Giorgio Napolitano, Italy’s 89-year-old president, has resigned from the office he has held for nearly a decade. His departure will prompt a secret ballot among parliamentarians to replace him. But this is not likely to be an easy job, since the Italian parliament is currently rife with disagreement and dissatisfaction.
Originally elected in 2006, Napolitano reluctantly accepted re-election in 2013 because a highly polarised parliament could not guarantee the required absolute majority to any successor. In his inaugral address, Napolitano warned that his resuming office was only a temporary solution to the problem.
In a couple of weeks, 950 members of the Italian Parliament and 58 representatives of the regions will meet in a bid to succeed in the task that eluded them less than two years ago. The election of a new president is the proof they need to prove that the Italian government is not crumbling.
What’s the president for?
Some believe the Italian presidency is little more than a ceremonial role, but the chief of state is actually assigned substantial powers in the Italian Constitution.
Presidents can, for example, hand lifelong positions in the senate to up to five people and appoint members to the Constitutional Court. They can also ask parliament to reconsider a bill before it becomes law. Since the constitution came into force in 1948, presidents including Luigi Einaudi and Giovanni Gronchi jealously guarded their autonomy from the executive power in order to continue fulfilling these functions.
What’s more, Italian governments are traditionally unstable and the political scene notoriously fragmented. There have been 63 governments since 1946, and since the political crisis of the early 1990s, majorities have been more and more fragile, composed of up to 20 different parliamentary groups. Against this backdrop, the president represents a rare centre of institutional continuity.
Napolitano, in particular, has pushed the limits of his authority. He used the highest degree of power on offer to him when trying to bring in effective governance before the debt crisis of 2011-12 and during the hung parliament deadlock that emerged after the 2013 elections.
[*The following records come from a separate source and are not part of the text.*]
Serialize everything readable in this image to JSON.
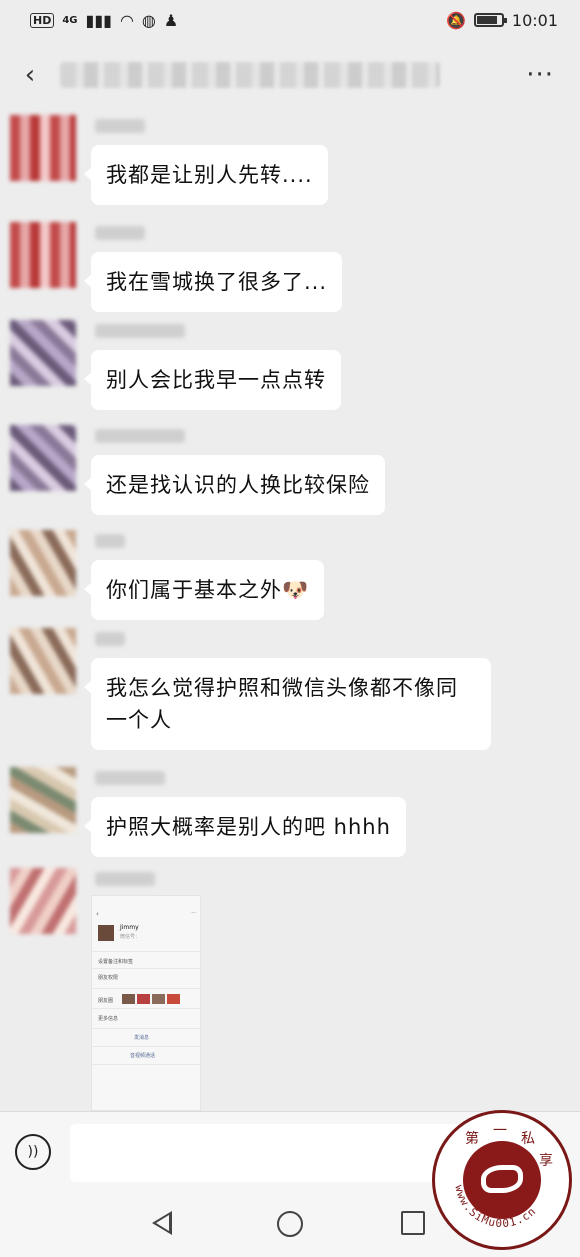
{
  "status_bar": {
    "hd": "HD",
    "network": "4G",
    "time": "10:01",
    "battery_level": 0.85
  },
  "chat": {
    "messages": [
      {
        "avatar": "av-red",
        "text": "我都是让别人先转...."
      },
      {
        "avatar": "av-red",
        "text": "我在雪城换了很多了..."
      },
      {
        "avatar": "av-purple",
        "text": "别人会比我早一点点转"
      },
      {
        "avatar": "av-purple",
        "text": "还是找认识的人换比较保险"
      },
      {
        "avatar": "av-face",
        "text": "你们属于基本之外🐶"
      },
      {
        "avatar": "av-face",
        "text": "我怎么觉得护照和微信头像都不像同一个人"
      },
      {
        "avatar": "av-mix",
        "text": "护照大概率是别人的吧 hhhh"
      }
    ],
    "shared_image": {
      "profile_name": "Jimmy",
      "wechat_id_label": "微信号：",
      "item_remark": "设置备注和标签",
      "item_perm": "朋友权限",
      "item_moments": "朋友圈",
      "item_more": "更多信息",
      "btn_message": "发消息",
      "btn_call": "音视频通话"
    }
  },
  "watermark": {
    "chars": [
      "第",
      "一",
      "私",
      "享"
    ],
    "url": "www.SiMu001.cn"
  }
}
In the running
The prestige of the presidential office naturally attracts some top names to the job and several potentials have been identified in the run up to Napolitano’s departure.
Mario Draghi, president of the European Central Bank, is thought to be a strong candidate, even though he himself denies being in the running. Draghi is internationally respected and his election to the presidency would reassure the European establishment that a reliable guardian for Italian economic and fiscal discipline was taking the helm. He may find less support in Italy itself though, where growing impatience with austerity policies could act as a major obstacle to his appointment.
Romano Prodi, Italy’s prime minister between 1996-1998 and 2006-2008, as well as president of the European Commission from 1999 to 2004, came close to election in 2013, and could find support again. But Forza Italia’s leader Silvio Berlusconi, Prodi’s main political opponent in 1996-2006, is openly hostile to his candidacy for the role and his veto may be decisive.
A low-profile political figure is instead more likely to receive votes from the required number of electors. The moderately left Democratic Party, which is currently the most powerful force in parliament, could draft in one of its former secretaries to take the job, for example.
Potential candidates from these quarters include Walter Veltroni, who has strong ties to new party leader and prime minister Matteo Renzi. Other options include Franco Bassanini, who made a name for himself in the 1990s for making important reforms to intrusive public bureaucracy. Or Sergio Chiamparino, who was a popular mayor of Turin during the 2006 Winter Olympics and is now president of Piedmont, is another with a chance at election. A group of parliamentarians allegedly close to Renzi timidly advanced his candidacy in 2013. Now, more electors may back him.
Whichever of these men emerge as candidates, it will be difficult to find a president with support from a broad range of sources. In fact, the major leaders won’t even been voting in this election. Both Renzi and Beppe Grillo, founder of the radically populist Movimento 5 Stelle, have decided not to run for a parliamentary seat in 2013 general elections, so won’t be eligible to vote. Berlusconi, for his part, lost his seat in the senate after being convicted of tax fraud, so won’t be able to take part in the vote either.
What’s more, the party leaders are all likely to find it difficult to impose their preference on the parliamentary groups when it comes to casting votes since each faces internal opposition to their policy agenda. The secret ballot by which a president is elected will allow members of parliament to express their discontent by disregarding the will of their leaders.
Renzi has been widely criticised by the traditional left for his attempts to give the Democratic Party a business-friendly image, and Grillo is facing growing criticism for the lack of internal democracy in the Movimento 5 Stelle. In Forza Italia, some accuse Berlusconi of taking care of his own interests above those of the party he founded.
The eventual winner will work with Renzi and his ministers on the final parliamentary passage of two crucial political reforms. A new electoral law should introduce a second round between the two largest parties to make sure one has a super-majority of 55% of the seats.
And a constitutional bill could substantially modify Italy’s two-chambers system by transforming the senate into an assembly for the representation of local governments, with no vote of confidence.
But the new president will first of all have to face the growing protests against unpopular recent labour market reforms, which unions consider a further step towards the total “precarisation” of work.
So Napolitano’s successor will have his work cut out – and Italy’s politics show little sign of fully stabilising any time soon.